Rapid HIV Testing Initiative, Center for Substance Abuse Prevention, Substance Abuse and Mental Health Services Administration

The American Psychological Association (APA) urges Congress to provide the Center for Substance Abuse Prevention (CSAP) an additional $4.8 million towards the Rapid HIV Testing Initiative aimed at training mental health service providers in rapid HIV testing, prevention counseling, and direct mental health services.

History

The Substance Abuse and Mental Health Services Administration (SAMHSA) was awarded $4.8 million to implement a Rapid HIV Testing Initiative in 2005 to provide tool kits and training for eligible providers in rapid HIV testing, prevention counseling, and related data collection. The current program does not include funding for direct mental health services.    

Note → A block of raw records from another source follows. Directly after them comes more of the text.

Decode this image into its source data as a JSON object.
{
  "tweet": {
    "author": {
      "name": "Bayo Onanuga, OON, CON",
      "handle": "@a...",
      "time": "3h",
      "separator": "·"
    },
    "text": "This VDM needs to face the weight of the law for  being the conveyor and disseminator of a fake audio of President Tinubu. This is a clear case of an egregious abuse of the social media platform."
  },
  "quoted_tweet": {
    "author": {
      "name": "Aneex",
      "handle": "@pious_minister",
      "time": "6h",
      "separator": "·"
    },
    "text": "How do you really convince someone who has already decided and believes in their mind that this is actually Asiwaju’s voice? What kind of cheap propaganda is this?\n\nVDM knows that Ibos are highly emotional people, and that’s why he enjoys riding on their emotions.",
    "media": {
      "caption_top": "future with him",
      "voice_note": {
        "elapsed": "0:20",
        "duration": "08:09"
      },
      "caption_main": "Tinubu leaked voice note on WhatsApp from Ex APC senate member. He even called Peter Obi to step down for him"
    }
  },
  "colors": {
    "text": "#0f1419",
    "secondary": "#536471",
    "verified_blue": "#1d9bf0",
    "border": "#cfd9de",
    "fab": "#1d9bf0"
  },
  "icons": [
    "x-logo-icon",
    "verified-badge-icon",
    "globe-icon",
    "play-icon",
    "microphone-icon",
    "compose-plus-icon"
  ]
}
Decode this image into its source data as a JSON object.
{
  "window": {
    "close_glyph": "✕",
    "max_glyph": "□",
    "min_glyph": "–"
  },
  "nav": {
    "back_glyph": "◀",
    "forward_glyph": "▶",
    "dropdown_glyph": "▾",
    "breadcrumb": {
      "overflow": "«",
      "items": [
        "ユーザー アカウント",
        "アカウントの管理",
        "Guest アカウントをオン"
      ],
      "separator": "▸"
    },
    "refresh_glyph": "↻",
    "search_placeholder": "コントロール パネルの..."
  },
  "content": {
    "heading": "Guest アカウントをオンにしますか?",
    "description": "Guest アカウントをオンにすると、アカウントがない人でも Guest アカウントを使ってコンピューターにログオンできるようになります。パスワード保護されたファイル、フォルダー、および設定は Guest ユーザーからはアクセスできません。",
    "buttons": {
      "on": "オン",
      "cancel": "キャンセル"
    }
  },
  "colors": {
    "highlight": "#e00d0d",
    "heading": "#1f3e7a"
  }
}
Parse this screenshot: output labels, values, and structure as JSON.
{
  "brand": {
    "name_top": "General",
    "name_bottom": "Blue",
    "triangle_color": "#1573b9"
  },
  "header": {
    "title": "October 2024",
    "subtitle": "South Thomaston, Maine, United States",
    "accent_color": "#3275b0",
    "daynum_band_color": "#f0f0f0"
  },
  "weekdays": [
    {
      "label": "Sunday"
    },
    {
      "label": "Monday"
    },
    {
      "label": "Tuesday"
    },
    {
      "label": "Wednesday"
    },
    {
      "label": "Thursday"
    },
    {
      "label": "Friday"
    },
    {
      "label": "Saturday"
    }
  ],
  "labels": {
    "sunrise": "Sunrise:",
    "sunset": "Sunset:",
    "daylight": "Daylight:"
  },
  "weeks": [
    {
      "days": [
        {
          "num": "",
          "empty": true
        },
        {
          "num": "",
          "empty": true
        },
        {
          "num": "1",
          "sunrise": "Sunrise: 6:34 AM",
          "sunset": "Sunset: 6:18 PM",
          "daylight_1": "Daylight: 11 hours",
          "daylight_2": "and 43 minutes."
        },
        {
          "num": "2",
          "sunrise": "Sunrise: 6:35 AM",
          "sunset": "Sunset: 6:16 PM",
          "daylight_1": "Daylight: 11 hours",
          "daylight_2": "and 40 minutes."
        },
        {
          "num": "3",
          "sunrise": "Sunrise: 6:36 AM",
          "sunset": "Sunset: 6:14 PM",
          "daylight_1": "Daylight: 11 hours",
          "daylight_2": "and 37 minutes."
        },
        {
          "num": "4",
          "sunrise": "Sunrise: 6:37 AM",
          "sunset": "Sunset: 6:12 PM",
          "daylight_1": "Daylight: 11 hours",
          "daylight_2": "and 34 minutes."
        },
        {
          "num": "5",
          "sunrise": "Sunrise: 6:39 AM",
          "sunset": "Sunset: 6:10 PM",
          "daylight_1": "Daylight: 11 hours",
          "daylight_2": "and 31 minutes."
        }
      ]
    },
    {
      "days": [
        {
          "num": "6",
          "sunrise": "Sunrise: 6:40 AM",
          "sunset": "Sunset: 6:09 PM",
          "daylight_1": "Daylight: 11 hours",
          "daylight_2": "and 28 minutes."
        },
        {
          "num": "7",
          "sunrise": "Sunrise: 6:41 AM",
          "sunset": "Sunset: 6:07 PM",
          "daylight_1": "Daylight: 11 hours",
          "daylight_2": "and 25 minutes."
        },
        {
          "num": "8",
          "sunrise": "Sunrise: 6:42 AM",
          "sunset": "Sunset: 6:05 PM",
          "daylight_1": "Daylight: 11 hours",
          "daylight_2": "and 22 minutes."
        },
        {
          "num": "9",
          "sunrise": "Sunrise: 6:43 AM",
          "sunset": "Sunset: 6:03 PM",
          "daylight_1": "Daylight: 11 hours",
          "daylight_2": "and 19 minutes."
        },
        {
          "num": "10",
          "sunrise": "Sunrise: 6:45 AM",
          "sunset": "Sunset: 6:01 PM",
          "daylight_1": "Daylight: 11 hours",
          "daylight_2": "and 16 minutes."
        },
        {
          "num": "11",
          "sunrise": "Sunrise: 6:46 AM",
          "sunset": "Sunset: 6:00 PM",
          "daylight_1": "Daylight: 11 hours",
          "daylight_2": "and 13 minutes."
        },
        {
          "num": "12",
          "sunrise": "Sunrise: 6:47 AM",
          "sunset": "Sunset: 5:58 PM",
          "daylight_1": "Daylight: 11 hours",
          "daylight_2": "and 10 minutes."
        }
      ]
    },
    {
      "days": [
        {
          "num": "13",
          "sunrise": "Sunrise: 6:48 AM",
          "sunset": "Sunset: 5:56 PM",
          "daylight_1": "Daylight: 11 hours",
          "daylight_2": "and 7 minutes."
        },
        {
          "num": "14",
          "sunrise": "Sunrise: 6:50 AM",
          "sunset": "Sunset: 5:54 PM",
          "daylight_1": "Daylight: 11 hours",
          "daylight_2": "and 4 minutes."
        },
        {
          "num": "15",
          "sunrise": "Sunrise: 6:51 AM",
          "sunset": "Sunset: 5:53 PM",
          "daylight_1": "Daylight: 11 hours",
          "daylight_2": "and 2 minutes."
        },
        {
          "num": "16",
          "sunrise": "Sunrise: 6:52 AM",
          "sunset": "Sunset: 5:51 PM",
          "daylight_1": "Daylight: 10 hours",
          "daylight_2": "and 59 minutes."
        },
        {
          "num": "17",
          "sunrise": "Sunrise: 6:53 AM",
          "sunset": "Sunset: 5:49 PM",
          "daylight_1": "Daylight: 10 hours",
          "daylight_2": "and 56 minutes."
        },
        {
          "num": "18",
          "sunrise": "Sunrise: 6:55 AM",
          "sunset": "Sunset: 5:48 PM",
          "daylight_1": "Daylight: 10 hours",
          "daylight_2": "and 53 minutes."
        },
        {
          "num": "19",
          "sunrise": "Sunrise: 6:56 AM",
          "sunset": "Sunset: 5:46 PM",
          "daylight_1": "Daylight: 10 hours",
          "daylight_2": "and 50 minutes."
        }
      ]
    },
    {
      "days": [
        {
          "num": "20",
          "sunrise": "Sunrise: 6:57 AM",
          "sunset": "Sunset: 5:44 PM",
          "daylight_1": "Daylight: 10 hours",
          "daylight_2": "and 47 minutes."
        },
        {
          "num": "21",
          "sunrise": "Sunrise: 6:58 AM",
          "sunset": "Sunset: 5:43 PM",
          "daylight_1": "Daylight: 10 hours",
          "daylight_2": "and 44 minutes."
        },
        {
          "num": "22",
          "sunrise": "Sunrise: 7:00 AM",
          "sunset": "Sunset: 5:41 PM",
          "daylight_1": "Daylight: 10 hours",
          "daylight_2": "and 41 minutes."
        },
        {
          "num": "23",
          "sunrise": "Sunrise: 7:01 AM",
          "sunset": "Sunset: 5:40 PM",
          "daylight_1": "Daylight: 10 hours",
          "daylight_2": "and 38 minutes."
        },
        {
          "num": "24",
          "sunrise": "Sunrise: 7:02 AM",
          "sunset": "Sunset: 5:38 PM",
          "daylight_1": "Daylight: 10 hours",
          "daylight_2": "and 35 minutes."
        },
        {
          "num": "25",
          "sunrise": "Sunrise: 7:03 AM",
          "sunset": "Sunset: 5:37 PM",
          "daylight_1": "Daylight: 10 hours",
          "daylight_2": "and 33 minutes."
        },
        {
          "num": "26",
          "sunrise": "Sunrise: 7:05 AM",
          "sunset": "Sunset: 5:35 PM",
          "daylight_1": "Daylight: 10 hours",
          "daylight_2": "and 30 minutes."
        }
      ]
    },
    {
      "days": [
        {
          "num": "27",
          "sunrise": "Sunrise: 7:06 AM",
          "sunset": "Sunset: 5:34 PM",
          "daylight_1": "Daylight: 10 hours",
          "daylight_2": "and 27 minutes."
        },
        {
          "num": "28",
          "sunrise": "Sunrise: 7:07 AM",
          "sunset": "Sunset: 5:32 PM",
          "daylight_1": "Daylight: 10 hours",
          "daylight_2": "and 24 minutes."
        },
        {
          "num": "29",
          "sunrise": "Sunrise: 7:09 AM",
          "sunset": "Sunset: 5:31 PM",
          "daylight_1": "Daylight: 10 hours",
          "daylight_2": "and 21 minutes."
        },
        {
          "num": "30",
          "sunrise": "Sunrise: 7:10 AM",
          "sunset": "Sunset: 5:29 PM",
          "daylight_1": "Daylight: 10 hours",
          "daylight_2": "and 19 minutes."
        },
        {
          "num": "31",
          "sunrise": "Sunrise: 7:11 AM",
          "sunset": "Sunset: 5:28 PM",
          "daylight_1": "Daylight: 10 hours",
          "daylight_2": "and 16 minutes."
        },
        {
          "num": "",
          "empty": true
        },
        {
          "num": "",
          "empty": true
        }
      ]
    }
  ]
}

Background

HIV/AIDS continues to be a domestic epidemic. Approximately 40,000 people are newly infected with HIV each year. Those at especially high risk include gay and bisexual men, injecting drug users and their sexual partners, young adults, women, and racial/ethnic minorities.

Many people with HIV/AIDS do not know they are infected. Each year, 25 to 30 percent of HIV-infected people who come to public clinics for HIV testing do not return a week later to receive their test results. An estimated 900,000 persons in the United States are living with HIV. Of these, 180,000 to 280,000 do not know they are infected.

Rapid HIV testing can decrease the number of people unaware of their HIV status. The rapid HIV test kit can provide results with 99.6 percent accuracy in as little as 20 minutes. Since the test can be conducted in many non-clinical settings, it can also allow for more targeted outreach to communities and persons at risk. Greater availability of the rapid HIV test is likely to increase overall HIV testing and decrease the number of people unaware that they are living with HIV.

Mental and behavioral health services are essential components of rapid HIV testing. Knowing one's HIV status is key to preventing the spread of HIV, accessing mental health counseling and receiving medical care. Mental and behavioral health services can help individuals who are infected with HIV cope with testing positive for HIV and develop the skills to prevent HIV transmission to others. For those not infected with HIV, mental and behavioral health services can provide the knowledge and skills needed to reduce their risk of acquiring HIV.

Recommendations

The American Psychological Association urges Congress to continue its support for the Rapid HIV Testing Initiative within the SAMHSA by doubling funding to $9.6 million for FY 2006.